It may seem just a matter of semantics, but the GRDC executive believe the change to a pure profit-focused model will change the organisation for the better.
GRDC chairman John Woods said he was hoping to see tangible benefits delivered to growers in terms of greater productivity and improved pathways to market.
He said the GRDC had been working on partnerships to help deliver these outcomes.
“The GRDC has been actively engaging with international researchers to ensure that new technologies developed elsewhere are delivered
to Australian farms as quickly as possible,” he said.
Mr Woods also pointed to the GRDC’s one off $15 million allocation for R and D infrastructure as a sign of its commitment to working with others in the research sector.
In terms of extension, Mr Woods said the GRDC was committed to expanding its rural footprint.

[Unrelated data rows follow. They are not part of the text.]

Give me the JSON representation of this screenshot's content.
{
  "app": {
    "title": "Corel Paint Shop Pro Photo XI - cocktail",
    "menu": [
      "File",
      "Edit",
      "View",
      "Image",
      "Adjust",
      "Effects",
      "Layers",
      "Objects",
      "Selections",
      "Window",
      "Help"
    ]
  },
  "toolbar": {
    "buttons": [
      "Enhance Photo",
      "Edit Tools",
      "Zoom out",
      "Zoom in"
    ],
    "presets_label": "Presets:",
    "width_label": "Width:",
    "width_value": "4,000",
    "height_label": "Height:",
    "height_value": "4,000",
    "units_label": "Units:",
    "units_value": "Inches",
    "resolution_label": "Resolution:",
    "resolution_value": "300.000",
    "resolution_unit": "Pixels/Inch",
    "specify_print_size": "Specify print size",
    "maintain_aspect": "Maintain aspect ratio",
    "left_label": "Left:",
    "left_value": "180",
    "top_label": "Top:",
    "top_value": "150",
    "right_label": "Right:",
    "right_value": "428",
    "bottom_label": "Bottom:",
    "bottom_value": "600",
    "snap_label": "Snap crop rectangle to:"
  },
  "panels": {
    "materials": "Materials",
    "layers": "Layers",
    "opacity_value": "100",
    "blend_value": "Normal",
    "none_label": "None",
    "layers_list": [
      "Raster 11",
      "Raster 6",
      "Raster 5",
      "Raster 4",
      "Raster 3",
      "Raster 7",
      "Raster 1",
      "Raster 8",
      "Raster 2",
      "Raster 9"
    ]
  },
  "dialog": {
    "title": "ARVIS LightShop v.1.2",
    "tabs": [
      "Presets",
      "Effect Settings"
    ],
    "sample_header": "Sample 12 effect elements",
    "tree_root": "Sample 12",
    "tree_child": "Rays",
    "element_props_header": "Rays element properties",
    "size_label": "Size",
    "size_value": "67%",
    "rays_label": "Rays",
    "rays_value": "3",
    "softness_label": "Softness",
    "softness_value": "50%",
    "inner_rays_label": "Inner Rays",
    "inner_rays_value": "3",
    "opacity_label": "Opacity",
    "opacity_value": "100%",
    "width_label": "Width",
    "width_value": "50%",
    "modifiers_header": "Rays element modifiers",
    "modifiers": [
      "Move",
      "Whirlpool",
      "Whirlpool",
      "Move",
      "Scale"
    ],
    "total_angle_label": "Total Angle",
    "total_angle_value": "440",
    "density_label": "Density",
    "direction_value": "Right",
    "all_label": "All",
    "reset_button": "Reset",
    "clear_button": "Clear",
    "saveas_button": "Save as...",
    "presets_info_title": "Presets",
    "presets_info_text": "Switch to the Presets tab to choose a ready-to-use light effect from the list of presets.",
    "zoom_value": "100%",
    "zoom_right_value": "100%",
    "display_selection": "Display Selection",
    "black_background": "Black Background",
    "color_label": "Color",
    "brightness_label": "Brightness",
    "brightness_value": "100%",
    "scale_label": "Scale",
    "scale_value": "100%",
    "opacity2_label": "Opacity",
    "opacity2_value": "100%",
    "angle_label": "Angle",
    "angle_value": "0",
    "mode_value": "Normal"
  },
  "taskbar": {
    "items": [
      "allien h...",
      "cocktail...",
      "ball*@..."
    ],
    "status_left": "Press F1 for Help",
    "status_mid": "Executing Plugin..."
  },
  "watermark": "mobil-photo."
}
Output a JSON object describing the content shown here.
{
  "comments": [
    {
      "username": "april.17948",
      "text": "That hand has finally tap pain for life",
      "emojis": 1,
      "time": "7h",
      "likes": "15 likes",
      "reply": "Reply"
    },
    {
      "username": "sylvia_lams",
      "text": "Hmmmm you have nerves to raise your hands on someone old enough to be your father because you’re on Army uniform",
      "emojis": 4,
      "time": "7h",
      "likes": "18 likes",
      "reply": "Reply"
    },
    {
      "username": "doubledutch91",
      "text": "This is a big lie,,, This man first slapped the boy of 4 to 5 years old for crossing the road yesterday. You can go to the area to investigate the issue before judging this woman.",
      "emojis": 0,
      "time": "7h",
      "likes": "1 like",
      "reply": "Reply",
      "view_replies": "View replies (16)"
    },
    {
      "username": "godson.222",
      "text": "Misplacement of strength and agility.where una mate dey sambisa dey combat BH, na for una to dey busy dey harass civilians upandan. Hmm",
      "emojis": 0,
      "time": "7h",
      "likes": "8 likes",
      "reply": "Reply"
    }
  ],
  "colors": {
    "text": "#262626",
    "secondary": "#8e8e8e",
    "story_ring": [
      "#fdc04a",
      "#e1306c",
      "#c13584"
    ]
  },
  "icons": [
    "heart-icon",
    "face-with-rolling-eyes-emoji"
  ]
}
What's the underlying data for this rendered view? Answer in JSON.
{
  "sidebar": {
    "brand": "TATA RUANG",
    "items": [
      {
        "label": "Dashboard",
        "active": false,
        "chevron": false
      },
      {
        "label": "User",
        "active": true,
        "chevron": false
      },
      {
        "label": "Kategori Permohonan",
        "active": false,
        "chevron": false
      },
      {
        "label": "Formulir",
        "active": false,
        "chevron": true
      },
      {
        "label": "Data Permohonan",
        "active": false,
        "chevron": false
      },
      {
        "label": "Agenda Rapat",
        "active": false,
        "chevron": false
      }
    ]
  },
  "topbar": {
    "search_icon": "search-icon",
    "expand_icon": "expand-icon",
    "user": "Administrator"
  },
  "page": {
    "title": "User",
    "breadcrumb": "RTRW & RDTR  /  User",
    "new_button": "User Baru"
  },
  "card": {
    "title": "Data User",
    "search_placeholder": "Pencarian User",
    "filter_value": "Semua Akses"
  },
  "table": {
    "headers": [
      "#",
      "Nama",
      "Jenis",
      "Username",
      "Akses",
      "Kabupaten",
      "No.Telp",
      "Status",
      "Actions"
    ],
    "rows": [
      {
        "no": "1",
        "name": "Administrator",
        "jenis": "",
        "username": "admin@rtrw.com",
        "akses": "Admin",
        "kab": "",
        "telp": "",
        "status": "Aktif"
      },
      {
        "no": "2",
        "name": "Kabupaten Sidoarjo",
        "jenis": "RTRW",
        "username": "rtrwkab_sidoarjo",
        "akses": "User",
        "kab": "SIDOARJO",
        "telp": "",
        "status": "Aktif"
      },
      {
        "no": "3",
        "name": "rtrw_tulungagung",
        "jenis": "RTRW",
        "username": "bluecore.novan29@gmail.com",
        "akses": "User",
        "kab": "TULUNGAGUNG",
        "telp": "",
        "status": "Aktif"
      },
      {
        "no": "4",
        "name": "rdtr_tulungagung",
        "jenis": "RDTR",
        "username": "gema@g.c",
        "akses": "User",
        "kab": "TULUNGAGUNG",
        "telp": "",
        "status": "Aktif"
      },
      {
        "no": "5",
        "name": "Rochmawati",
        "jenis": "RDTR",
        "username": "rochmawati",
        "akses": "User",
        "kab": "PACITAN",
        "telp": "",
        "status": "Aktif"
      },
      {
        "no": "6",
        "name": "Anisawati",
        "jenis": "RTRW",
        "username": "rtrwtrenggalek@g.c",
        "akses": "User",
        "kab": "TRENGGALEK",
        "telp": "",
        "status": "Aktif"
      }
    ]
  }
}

The Board has considered and approved a strategy to build the capability of the GRDC’s regional offices by recruiting additional staff who have the necessary skills, knowledge and mindset to actively manage our investments and engage with growers and researchers to ensure that investments are delivering returns for growers,” he said.
He said he felt the hub and spoke model used by GRDC in terms of delivering extension was working.
“Feedback received from levy-paying growers since the GRDC’s adoption of the hub-and-spokes model points to strong acceptance of the model.”
GRDC managing director Steve Jefferies said the organisation had needed to change the way it operated in order to deliver a better return on grower and government investment.
He said the GRDC had now been restructured in a bid to optimise opportunities.
“In tandem with the adoption of a continuous investment cycle,
the new structure positions the GRDC to deliver innovation with the power to transform the profit drivers of Australian grains production,” Dr Jefferies said.
Dr Jefferies said services such as the regional advisory panels and the regional cropping solutions were part of providing solutions to growers at a local level.
In terms of research priorities, Dr Jefferies said investments ranged from short-term, solution-orientated projects, such as compiling trial results to improve understanding of plant available nutrients, to long-term projects on issues such as water use efficiency, genetic bases of heat tolerance in wheat, and the development of new chemistries to combat difficult weeds.
Blue sky research is also being undertaken on topics such as automation, robotics and industrial products, such as bioplastics.
Dr Jefferies said it was important to look at potentially transformative research.